- _How to complete this task_: Look through the records below, and whenever a line contains "履带式单头液压岩石破碎机破碎槽", copy it.

- _Supplied material_:
= = =

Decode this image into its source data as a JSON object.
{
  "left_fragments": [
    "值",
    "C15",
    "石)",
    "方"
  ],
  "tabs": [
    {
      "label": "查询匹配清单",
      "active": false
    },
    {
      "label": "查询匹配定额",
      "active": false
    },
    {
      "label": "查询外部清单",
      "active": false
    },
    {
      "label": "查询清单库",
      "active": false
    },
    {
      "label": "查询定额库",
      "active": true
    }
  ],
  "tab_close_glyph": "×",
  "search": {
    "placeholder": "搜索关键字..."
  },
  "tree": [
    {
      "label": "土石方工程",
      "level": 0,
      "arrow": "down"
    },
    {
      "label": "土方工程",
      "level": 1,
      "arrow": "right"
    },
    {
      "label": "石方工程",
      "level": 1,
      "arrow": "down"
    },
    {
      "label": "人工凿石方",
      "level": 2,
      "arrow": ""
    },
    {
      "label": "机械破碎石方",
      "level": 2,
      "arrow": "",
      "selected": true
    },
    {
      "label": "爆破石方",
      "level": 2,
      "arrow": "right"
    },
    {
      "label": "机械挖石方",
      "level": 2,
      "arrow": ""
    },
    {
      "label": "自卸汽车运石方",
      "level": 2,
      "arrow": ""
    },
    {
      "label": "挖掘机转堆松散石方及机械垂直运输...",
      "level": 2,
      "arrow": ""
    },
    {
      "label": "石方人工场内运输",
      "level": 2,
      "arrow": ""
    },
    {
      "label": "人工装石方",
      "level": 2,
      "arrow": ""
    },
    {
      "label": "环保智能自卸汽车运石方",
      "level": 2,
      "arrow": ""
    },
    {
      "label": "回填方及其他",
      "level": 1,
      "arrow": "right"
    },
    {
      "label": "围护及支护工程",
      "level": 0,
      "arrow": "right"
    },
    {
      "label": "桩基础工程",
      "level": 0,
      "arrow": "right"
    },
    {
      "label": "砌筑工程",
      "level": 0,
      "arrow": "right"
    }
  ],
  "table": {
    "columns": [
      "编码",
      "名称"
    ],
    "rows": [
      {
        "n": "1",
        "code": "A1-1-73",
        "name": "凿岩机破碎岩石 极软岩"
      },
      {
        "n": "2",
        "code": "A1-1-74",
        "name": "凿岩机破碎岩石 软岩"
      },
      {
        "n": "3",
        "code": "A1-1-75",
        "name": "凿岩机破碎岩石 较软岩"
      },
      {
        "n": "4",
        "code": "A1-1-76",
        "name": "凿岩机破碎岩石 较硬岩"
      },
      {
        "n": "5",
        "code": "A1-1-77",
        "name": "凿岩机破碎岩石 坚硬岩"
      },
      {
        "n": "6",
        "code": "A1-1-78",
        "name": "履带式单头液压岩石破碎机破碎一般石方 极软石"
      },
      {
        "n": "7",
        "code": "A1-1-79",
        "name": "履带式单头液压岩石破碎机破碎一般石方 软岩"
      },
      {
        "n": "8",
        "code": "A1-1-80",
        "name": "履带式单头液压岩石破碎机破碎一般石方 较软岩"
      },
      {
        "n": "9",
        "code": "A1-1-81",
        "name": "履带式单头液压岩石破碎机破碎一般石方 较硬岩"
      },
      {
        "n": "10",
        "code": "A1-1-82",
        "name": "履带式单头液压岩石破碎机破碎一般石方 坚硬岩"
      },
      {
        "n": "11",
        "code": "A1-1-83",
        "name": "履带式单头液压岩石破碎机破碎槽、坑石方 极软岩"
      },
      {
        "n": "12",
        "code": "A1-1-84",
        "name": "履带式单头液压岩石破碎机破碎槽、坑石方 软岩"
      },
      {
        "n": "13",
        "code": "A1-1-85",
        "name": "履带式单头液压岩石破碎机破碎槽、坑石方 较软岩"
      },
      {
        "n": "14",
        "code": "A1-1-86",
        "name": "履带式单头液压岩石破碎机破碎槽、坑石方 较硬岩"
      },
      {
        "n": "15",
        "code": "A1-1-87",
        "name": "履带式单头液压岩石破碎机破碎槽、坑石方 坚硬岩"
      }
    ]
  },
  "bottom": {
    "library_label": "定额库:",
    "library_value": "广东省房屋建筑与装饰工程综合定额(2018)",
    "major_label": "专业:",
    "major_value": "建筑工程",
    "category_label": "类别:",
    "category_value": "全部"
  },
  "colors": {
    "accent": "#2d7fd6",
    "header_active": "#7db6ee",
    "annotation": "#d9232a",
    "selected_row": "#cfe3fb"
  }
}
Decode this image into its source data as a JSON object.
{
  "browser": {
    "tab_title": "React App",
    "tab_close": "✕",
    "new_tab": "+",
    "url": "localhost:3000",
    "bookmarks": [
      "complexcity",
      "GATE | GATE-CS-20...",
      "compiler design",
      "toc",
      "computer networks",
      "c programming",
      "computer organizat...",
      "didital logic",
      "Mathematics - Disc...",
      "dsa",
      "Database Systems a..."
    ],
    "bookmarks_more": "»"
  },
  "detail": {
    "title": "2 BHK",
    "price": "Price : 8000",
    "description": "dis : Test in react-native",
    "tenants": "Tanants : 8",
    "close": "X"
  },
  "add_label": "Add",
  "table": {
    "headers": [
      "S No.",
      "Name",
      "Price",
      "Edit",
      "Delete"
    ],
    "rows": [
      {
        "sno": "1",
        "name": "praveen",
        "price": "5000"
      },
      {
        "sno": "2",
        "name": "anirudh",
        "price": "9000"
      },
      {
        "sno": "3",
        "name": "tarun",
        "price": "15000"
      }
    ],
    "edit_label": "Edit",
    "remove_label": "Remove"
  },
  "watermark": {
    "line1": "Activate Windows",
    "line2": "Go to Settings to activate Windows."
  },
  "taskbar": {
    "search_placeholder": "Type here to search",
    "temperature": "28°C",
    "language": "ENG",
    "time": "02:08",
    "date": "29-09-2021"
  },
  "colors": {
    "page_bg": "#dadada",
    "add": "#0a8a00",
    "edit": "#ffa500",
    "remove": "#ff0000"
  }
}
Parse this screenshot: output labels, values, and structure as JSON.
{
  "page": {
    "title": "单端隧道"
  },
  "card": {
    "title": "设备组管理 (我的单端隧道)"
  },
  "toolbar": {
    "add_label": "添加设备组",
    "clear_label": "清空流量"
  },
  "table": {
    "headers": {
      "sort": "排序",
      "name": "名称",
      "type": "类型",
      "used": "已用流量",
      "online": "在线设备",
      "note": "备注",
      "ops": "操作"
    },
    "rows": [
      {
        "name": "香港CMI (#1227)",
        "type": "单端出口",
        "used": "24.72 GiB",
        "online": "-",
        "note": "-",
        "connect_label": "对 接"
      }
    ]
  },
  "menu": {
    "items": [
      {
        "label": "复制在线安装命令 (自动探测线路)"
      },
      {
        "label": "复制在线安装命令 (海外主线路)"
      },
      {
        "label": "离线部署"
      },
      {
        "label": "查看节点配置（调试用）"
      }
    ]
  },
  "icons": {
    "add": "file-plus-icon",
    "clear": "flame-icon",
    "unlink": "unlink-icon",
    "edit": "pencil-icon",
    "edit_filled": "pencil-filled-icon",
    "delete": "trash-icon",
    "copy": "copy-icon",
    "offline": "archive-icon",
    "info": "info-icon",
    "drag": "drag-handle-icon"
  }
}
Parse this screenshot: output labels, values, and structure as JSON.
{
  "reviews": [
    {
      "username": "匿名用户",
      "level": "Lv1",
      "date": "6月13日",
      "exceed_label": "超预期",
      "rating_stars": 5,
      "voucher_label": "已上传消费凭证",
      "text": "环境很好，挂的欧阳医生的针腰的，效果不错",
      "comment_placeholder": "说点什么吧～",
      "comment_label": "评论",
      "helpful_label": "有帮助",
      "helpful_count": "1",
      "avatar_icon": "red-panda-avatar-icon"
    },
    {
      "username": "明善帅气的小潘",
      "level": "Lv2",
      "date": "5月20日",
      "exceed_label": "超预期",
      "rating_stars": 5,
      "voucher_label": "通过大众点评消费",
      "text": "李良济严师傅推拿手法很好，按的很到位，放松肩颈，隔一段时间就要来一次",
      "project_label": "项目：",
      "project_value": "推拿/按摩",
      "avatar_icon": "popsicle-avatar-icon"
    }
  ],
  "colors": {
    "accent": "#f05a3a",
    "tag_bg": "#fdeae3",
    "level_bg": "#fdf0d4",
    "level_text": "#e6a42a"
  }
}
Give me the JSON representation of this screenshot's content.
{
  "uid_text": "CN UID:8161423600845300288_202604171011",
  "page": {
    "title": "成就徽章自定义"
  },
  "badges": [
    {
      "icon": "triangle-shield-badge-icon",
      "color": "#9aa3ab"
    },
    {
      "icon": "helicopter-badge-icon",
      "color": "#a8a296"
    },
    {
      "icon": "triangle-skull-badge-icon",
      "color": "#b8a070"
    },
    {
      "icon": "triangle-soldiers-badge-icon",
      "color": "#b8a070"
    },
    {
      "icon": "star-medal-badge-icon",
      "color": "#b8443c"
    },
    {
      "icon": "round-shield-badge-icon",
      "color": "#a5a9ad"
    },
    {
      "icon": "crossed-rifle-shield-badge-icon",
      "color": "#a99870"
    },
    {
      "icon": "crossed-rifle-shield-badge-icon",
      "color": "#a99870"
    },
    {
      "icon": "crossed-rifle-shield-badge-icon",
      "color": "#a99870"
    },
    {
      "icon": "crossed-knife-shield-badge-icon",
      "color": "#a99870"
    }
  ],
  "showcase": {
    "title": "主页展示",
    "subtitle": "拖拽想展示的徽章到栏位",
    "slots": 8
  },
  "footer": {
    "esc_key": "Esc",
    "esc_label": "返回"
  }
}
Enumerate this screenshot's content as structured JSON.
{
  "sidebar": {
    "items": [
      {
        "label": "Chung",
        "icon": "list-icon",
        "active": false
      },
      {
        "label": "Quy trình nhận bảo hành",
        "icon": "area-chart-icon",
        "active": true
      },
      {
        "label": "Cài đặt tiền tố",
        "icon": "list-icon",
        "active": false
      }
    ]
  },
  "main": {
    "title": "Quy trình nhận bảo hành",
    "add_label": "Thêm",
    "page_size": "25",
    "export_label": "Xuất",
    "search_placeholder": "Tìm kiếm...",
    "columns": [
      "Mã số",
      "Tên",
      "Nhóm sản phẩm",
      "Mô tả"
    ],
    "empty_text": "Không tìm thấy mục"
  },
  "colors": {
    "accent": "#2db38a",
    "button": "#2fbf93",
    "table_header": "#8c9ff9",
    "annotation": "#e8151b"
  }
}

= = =

- _Answer box_:
        "name": "履带式单头液压岩石破碎机破碎槽、坑石方 极软岩"
        "name": "履带式单头液压岩石破碎机破碎槽、坑石方 软岩"
        "name": "履带式单头液压岩石破碎机破碎槽、坑石方 较软岩"
        "name": "履带式单头液压岩石破碎机破碎槽、坑石方 较硬岩"
        "name": "履带式单头液压岩石破碎机破碎槽、坑石方 坚硬岩"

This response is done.